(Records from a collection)

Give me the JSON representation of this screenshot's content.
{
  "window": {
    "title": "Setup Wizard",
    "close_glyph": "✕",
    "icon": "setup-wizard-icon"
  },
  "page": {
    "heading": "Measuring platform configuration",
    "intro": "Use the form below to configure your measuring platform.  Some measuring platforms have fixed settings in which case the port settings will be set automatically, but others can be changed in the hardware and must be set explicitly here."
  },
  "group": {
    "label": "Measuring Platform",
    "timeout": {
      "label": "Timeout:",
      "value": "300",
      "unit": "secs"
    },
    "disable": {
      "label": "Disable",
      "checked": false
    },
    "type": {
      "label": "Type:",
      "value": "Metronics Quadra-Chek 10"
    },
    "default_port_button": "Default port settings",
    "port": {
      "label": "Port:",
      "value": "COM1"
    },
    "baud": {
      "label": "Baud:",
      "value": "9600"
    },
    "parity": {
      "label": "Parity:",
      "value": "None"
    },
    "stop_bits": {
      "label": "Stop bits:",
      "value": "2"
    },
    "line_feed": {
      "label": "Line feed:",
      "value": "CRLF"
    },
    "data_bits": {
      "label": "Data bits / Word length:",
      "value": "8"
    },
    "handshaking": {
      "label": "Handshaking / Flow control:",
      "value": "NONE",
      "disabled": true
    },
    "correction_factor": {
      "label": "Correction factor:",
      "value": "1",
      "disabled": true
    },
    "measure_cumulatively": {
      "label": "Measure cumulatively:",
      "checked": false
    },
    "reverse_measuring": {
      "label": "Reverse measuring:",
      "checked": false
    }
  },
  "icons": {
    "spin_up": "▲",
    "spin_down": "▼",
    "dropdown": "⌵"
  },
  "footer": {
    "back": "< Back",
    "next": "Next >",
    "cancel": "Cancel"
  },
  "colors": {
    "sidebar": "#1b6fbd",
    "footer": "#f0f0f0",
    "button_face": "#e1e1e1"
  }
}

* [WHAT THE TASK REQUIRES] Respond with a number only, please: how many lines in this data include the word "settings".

* [OUTPUT] 2